═════ Task input
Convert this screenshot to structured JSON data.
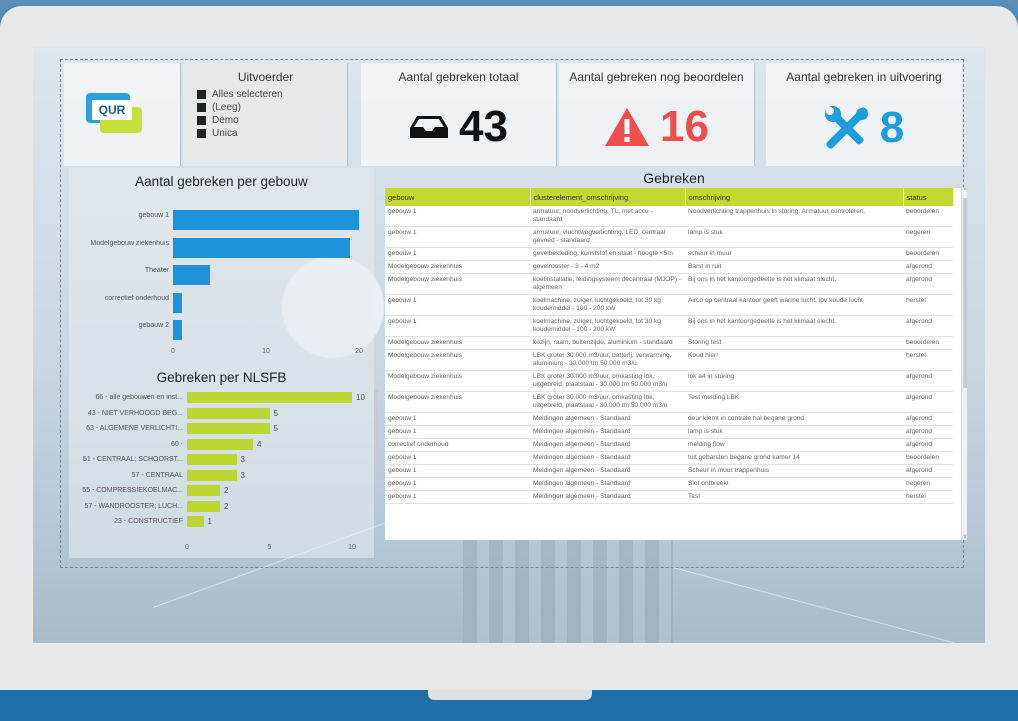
{
  "header": {
    "filter": {
      "title": "Uitvoerder",
      "options": [
        "Alles selecteren",
        "(Leeg)",
        "Demo",
        "Unica"
      ]
    },
    "logo_text": "QUR",
    "kpis": [
      {
        "title": "Aantal gebreken totaal",
        "value": "43",
        "icon": "inbox-tray-icon",
        "color": "#111111"
      },
      {
        "title": "Aantal gebreken nog beoordelen",
        "value": "16",
        "icon": "warning-triangle-icon",
        "color": "#ef4e4e"
      },
      {
        "title": "Aantal gebreken in uitvoering",
        "value": "8",
        "icon": "tools-icon",
        "color": "#1d9ce0"
      }
    ]
  },
  "chart_data": [
    {
      "type": "bar",
      "orientation": "horizontal",
      "title": "Aantal gebreken per gebouw",
      "categories": [
        "gebouw 1",
        "Modelgebouw ziekenhuis",
        "Theater",
        "correctief onderhoud",
        "gebouw 2"
      ],
      "values": [
        20,
        19,
        4,
        1,
        1
      ],
      "xlim": [
        0,
        20
      ],
      "xticks": [
        "0",
        "10",
        "20"
      ],
      "color": "#1f93da"
    },
    {
      "type": "bar",
      "orientation": "horizontal",
      "title": "Gebreken per NLSFB",
      "categories": [
        "66 - alle gebouwen en inst...",
        "43 - NIET VERHOOGD BEG...",
        "63 - ALGEMENE VERLICHTI...",
        "60 -",
        "51 - CENTRAAL; SCHOORST...",
        "57 - CENTRAAL",
        "55 - COMPRESSIEKOELMAC...",
        "57 - WANDROOSTER; LUCH...",
        "23 - CONSTRUCTIEF"
      ],
      "values": [
        10,
        5,
        5,
        4,
        3,
        3,
        2,
        2,
        1
      ],
      "xlim": [
        0,
        10
      ],
      "xticks": [
        "0",
        "5",
        "10"
      ],
      "color": "#bdd631"
    }
  ],
  "table": {
    "title": "Gebreken",
    "columns": [
      "gebouw",
      "clusterelement_omschrijving",
      "omschrijving",
      "status"
    ],
    "rows": [
      [
        "gebouw 1",
        "armatuur, noodverlichting, TL, met accu - standaard",
        "Noodverlichting trappenhuis in storing. Armatuur controleren.",
        "beoordelen"
      ],
      [
        "gebouw 1",
        "armatuur, vluchtwegverlichting, LED, centraal gevoed - standaard",
        "lamp is stuk",
        "negeren"
      ],
      [
        "gebouw 1",
        "gevelbekleding, kunststof en staal - hoogte <5m",
        "scheur in muur",
        "beoordelen"
      ],
      [
        "Modelgebouw ziekenhuis",
        "gevelrooster - 3 - 4 m2",
        "Barst in ruit",
        "afgerond"
      ],
      [
        "Modelgebouw ziekenhuis",
        "koelinstallatie, leidingsysteem decentraal (MJOP) - algemeen",
        "Bij ons in het kantoorgedeelte is het klimaat slecht.",
        "afgerond"
      ],
      [
        "gebouw 1",
        "koelmachine, zuiger, luchtgekoeld, tot 30 kg koudemiddel - 100 - 200 kW",
        "Airco op centraal kantoor geeft warme lucht, ipv koude lucht",
        "herstel"
      ],
      [
        "gebouw 1",
        "koelmachine, zuiger, luchtgekoeld, tot 30 kg koudemiddel - 100 - 200 kW",
        "Bij ons in het kantoorgedeelte is het klimaat slecht.",
        "afgerond"
      ],
      [
        "Modelgebouw ziekenhuis",
        "kozijn, raam, buitenzijde, aluminium - standaard",
        "Storing test",
        "beoordelen"
      ],
      [
        "Modelgebouw ziekenhuis",
        "LBK groter 30.000 m3/uur, batterij, verwarming, aluminium - 30.000 tm 50.000 m3/u",
        "Koud hier!",
        "herstel"
      ],
      [
        "Modelgebouw ziekenhuis",
        "LBK groter 30.000 m3/uur, omkasting lbk, uitgebreid, plaatstaal - 30.000 tm 50.000 m3/u",
        "lbk a4 in storing",
        "afgerond"
      ],
      [
        "Modelgebouw ziekenhuis",
        "LBK groter 30.000 m3/uur, omkasting lbk, uitgebreid, plaatstaal - 30.000 tm 50.000 m3/u",
        "Test melding LBK",
        "afgerond"
      ],
      [
        "gebouw 1",
        "Meldingen algemeen - Standaard",
        "deur klemt in centrale hal begane grond",
        "afgerond"
      ],
      [
        "gebouw 1",
        "Meldingen algemeen - Standaard",
        "lamp is stuk",
        "afgerond"
      ],
      [
        "correctief onderhoud",
        "Meldingen algemeen - Standaard",
        "melding flow",
        "afgerond"
      ],
      [
        "gebouw 1",
        "Meldingen algemeen - Standaard",
        "tuit gebarsten begane grond kamer 14",
        "beoordelen"
      ],
      [
        "gebouw 1",
        "Meldingen algemeen - Standaard",
        "Scheur in muur trappenhuis",
        "afgerond"
      ],
      [
        "gebouw 1",
        "Meldingen algemeen - Standaard",
        "Slot ontbreekt",
        "negeren"
      ],
      [
        "gebouw 1",
        "Meldingen algemeen - Standaard",
        "Test",
        "herstel"
      ]
    ]
  }
}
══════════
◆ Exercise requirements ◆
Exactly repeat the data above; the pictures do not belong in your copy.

◆ Solved exercise ◆
Convert this screenshot to structured JSON data.
{
  "header": {
    "filter": {
      "title": "Uitvoerder",
      "options": [
        "Alles selecteren",
        "(Leeg)",
        "Demo",
        "Unica"
      ]
    },
    "logo_text": "QUR",
    "kpis": [
      {
        "title": "Aantal gebreken totaal",
        "value": "43",
        "icon": "inbox-tray-icon",
        "color": "#111111"
      },
      {
        "title": "Aantal gebreken nog beoordelen",
        "value": "16",
        "icon": "warning-triangle-icon",
        "color": "#ef4e4e"
      },
      {
        "title": "Aantal gebreken in uitvoering",
        "value": "8",
        "icon": "tools-icon",
        "color": "#1d9ce0"
      }
    ]
  },
  "chart_data": [
    {
      "type": "bar",
      "orientation": "horizontal",
      "title": "Aantal gebreken per gebouw",
      "categories": [
        "gebouw 1",
        "Modelgebouw ziekenhuis",
        "Theater",
        "correctief onderhoud",
        "gebouw 2"
      ],
      "values": [
        20,
        19,
        4,
        1,
        1
      ],
      "xlim": [
        0,
        20
      ],
      "xticks": [
        "0",
        "10",
        "20"
      ],
      "color": "#1f93da"
    },
    {
      "type": "bar",
      "orientation": "horizontal",
      "title": "Gebreken per NLSFB",
      "categories": [
        "66 - alle gebouwen en inst...",
        "43 - NIET VERHOOGD BEG...",
        "63 - ALGEMENE VERLICHTI...",
        "60 -",
        "51 - CENTRAAL; SCHOORST...",
        "57 - CENTRAAL",
        "55 - COMPRESSIEKOELMAC...",
        "57 - WANDROOSTER; LUCH...",
        "23 - CONSTRUCTIEF"
      ],
      "values": [
        10,
        5,
        5,
        4,
        3,
        3,
        2,
        2,
        1
      ],
      "xlim": [
        0,
        10
      ],
      "xticks": [
        "0",
        "5",
        "10"
      ],
      "color": "#bdd631"
    }
  ],
  "table": {
    "title": "Gebreken",
    "columns": [
      "gebouw",
      "clusterelement_omschrijving",
      "omschrijving",
      "status"
    ],
    "rows": [
      [
        "gebouw 1",
        "armatuur, noodverlichting, TL, met accu - standaard",
        "Noodverlichting trappenhuis in storing. Armatuur controleren.",
        "beoordelen"
      ],
      [
        "gebouw 1",
        "armatuur, vluchtwegverlichting, LED, centraal gevoed - standaard",
        "lamp is stuk",
        "negeren"
      ],
      [
        "gebouw 1",
        "gevelbekleding, kunststof en staal - hoogte <5m",
        "scheur in muur",
        "beoordelen"
      ],
      [
        "Modelgebouw ziekenhuis",
        "gevelrooster - 3 - 4 m2",
        "Barst in ruit",
        "afgerond"
      ],
      [
        "Modelgebouw ziekenhuis",
        "koelinstallatie, leidingsysteem decentraal (MJOP) - algemeen",
        "Bij ons in het kantoorgedeelte is het klimaat slecht.",
        "afgerond"
      ],
      [
        "gebouw 1",
        "koelmachine, zuiger, luchtgekoeld, tot 30 kg koudemiddel - 100 - 200 kW",
        "Airco op centraal kantoor geeft warme lucht, ipv koude lucht",
        "herstel"
      ],
      [
        "gebouw 1",
        "koelmachine, zuiger, luchtgekoeld, tot 30 kg koudemiddel - 100 - 200 kW",
        "Bij ons in het kantoorgedeelte is het klimaat slecht.",
        "afgerond"
      ],
      [
        "Modelgebouw ziekenhuis",
        "kozijn, raam, buitenzijde, aluminium - standaard",
        "Storing test",
        "beoordelen"
      ],
      [
        "Modelgebouw ziekenhuis",
        "LBK groter 30.000 m3/uur, batterij, verwarming, aluminium - 30.000 tm 50.000 m3/u",
        "Koud hier!",
        "herstel"
      ],
      [
        "Modelgebouw ziekenhuis",
        "LBK groter 30.000 m3/uur, omkasting lbk, uitgebreid, plaatstaal - 30.000 tm 50.000 m3/u",
        "lbk a4 in storing",
        "afgerond"
      ],
      [
        "Modelgebouw ziekenhuis",
        "LBK groter 30.000 m3/uur, omkasting lbk, uitgebreid, plaatstaal - 30.000 tm 50.000 m3/u",
        "Test melding LBK",
        "afgerond"
      ],
      [
        "gebouw 1",
        "Meldingen algemeen - Standaard",
        "deur klemt in centrale hal begane grond",
        "afgerond"
      ],
      [
        "gebouw 1",
        "Meldingen algemeen - Standaard",
        "lamp is stuk",
        "afgerond"
      ],
      [
        "correctief onderhoud",
        "Meldingen algemeen - Standaard",
        "melding flow",
        "afgerond"
      ],
      [
        "gebouw 1",
        "Meldingen algemeen - Standaard",
        "tuit gebarsten begane grond kamer 14",
        "beoordelen"
      ],
      [
        "gebouw 1",
        "Meldingen algemeen - Standaard",
        "Scheur in muur trappenhuis",
        "afgerond"
      ],
      [
        "gebouw 1",
        "Meldingen algemeen - Standaard",
        "Slot ontbreekt",
        "negeren"
      ],
      [
        "gebouw 1",
        "Meldingen algemeen - Standaard",
        "Test",
        "herstel"
      ]
    ]
  }
}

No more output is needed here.